“4-CT along with Yale New Haven Hospital is engaging in an innovative approach to help curb gun violence in the New Haven area,” said Connecticut Senate President Pro Tempore Martin Looney. “I am proud to stand with this amazing community-focused organization and am thrilled they are being supported by the Everytown Community Safety Fund.”
“4-CT exists to address economic and health disparities experienced by vulnerable populations residing in Connecticut,” said Sarah Blanton, CEO of 4-CT. “4-CT will utilize this Everytown grant to continue providing no-strings-attached direct cash assistance to victims of gun violence in the New Haven area and ensure they have immediate access to crucial resources.”
“BRIC takes a unique approach to gun violence prevention and their efforts are already proving effective in helping survivors heal and interrupting cycles of gun violence,” Marcus McAlister, a member of the Everytown Community Safety Fund advisory board and violence prevention consultant at McAllister Consultancy & Training LLC. “Dr. Punch is the perfect leader to add to the Community Safety Fund’s grantee cohort.”
As gun violence continues to devastate communities following an exponential increase in recent years, community-based violence intervention (CVI) programs like 4-CT are working tirelessly to sustain their work, working with individuals at the highest risk of shooting or being shot and helping reduce violence through targeted interventions — including street outreach and hospital-based violence intervention — in the country’s most vulnerable communities. These programs are on the frontlines in the cities with the highest gun violence and communities experiencing the disproportionate impact of gun violence. While historic investments have been made at all levels of government, CVI organizations still struggle to access promised funding and when they do, funding is restricted to programmatic expenses, preventing them from increasing staff, building their capacity or scaling to more people and places in need.
Since 2019, the Everytown Community Safety Fund (CSF) has granted $10.6 million in support of 117 community-based violence intervention organizations implementing promising strategies, like street outreach, hospital-based violence interventions and youth development and counseling, in more than 67 American cities.
This grant is part of the first round of Innovations Grants awarded as part of the Community Safety Fund’s largest grant offering. Innovation Grants are awarded to violence intervention organizations with an innovative gun violence prevention, intervention or healing strategy, and address an emerging or underserved demographic, drivers of gun violence, or adopt an evidence-based strategy to a new setting for one year. CSF provides grant recipients $50,000, over one year, as well as access to CSF’s quarterly calls, peer convenings, capacity-building trainers, national conferences, as well as support from Everytown, and its grassroots networks Moms Demand Action and Students Demand Action, and national partners.

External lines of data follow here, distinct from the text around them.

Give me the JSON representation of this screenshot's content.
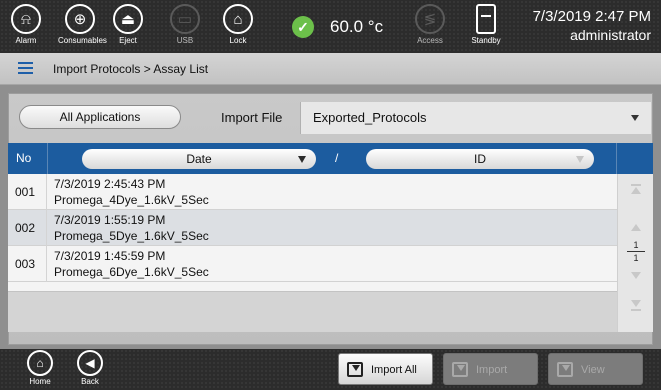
{
  "topbar": {
    "buttons": [
      {
        "label": "Alarm",
        "icon": "bell-icon",
        "glyph": "⍾",
        "enabled": true
      },
      {
        "label": "Consumables",
        "icon": "consumables-icon",
        "glyph": "⊕",
        "enabled": true
      },
      {
        "label": "Eject",
        "icon": "eject-icon",
        "glyph": "⏏",
        "enabled": true
      },
      {
        "label": "USB",
        "icon": "usb-icon",
        "glyph": "▭",
        "enabled": false
      },
      {
        "label": "Lock",
        "icon": "lock-icon",
        "glyph": "⌂",
        "enabled": true
      },
      {
        "label": "Access",
        "icon": "share-icon",
        "glyph": "≶",
        "enabled": false
      },
      {
        "label": "Standby",
        "icon": "standby-icon",
        "glyph": "",
        "enabled": true
      }
    ],
    "temperature": "60.0 °c",
    "temperature_status_icon": "check-icon",
    "datetime": "7/3/2019 2:47 PM",
    "user": "administrator"
  },
  "breadcrumb": {
    "icon": "menu-icon",
    "text": "Import Protocols > Assay List"
  },
  "filters": {
    "applications_label": "All Applications",
    "import_file_label": "Import File",
    "import_file_value": "Exported_Protocols"
  },
  "table": {
    "columns": {
      "no": "No",
      "date": "Date",
      "separator": "/",
      "id": "ID"
    },
    "rows": [
      {
        "no": "001",
        "date": "7/3/2019 2:45:43 PM",
        "name": "Promega_4Dye_1.6kV_5Sec",
        "selected": false
      },
      {
        "no": "002",
        "date": "7/3/2019 1:55:19 PM",
        "name": "Promega_5Dye_1.6kV_5Sec",
        "selected": true
      },
      {
        "no": "003",
        "date": "7/3/2019 1:45:59 PM",
        "name": "Promega_6Dye_1.6kV_5Sec",
        "selected": false
      }
    ],
    "page_current": "1",
    "page_total": "1"
  },
  "bottombar": {
    "home_label": "Home",
    "back_label": "Back",
    "import_all_label": "Import All",
    "import_label": "Import",
    "view_label": "View"
  }
}
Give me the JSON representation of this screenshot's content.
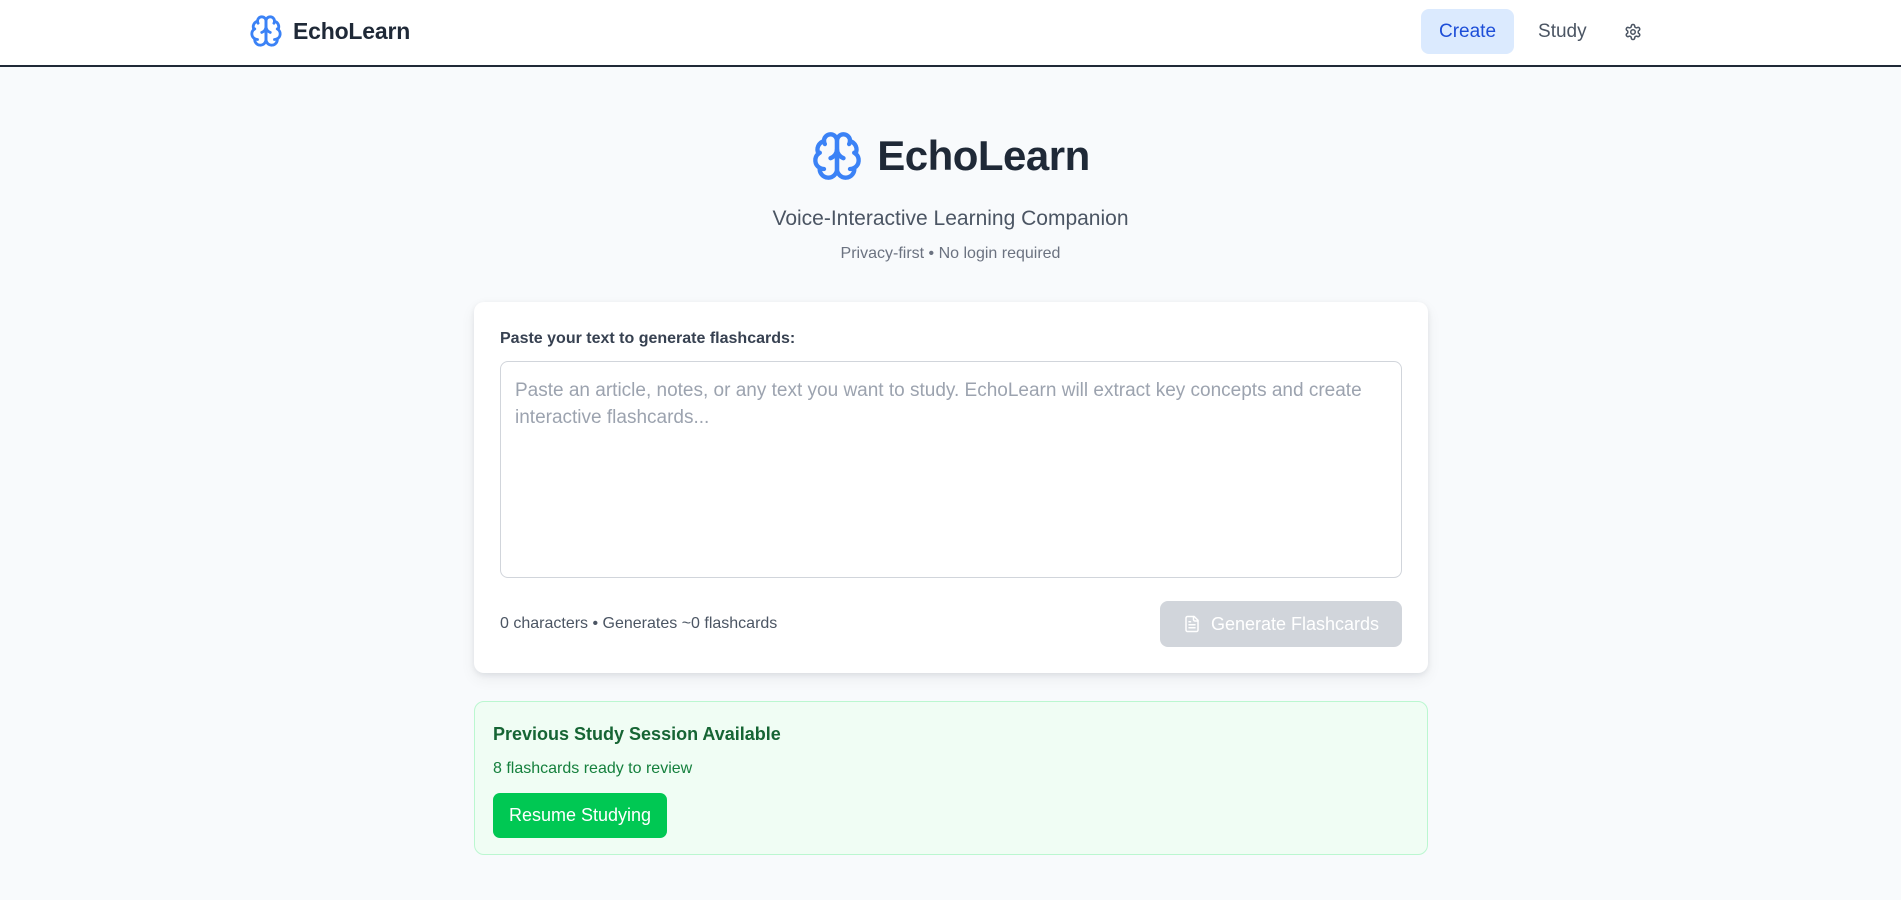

Grantee selection follows a rigorous process administered by Everytown Community Safety Fund staff, as well as Moms Demand Action and Students Demand Action volunteers and an external review panel of experts from across the country, including the Everytown Community Safety Fund Advisory Board, made up of advocates, academics, survivors and city leaders from diverse backgrounds who recognize the critical role community-based violence intervention organizations serve as a component of a comprehensive approach to reducing gun violence.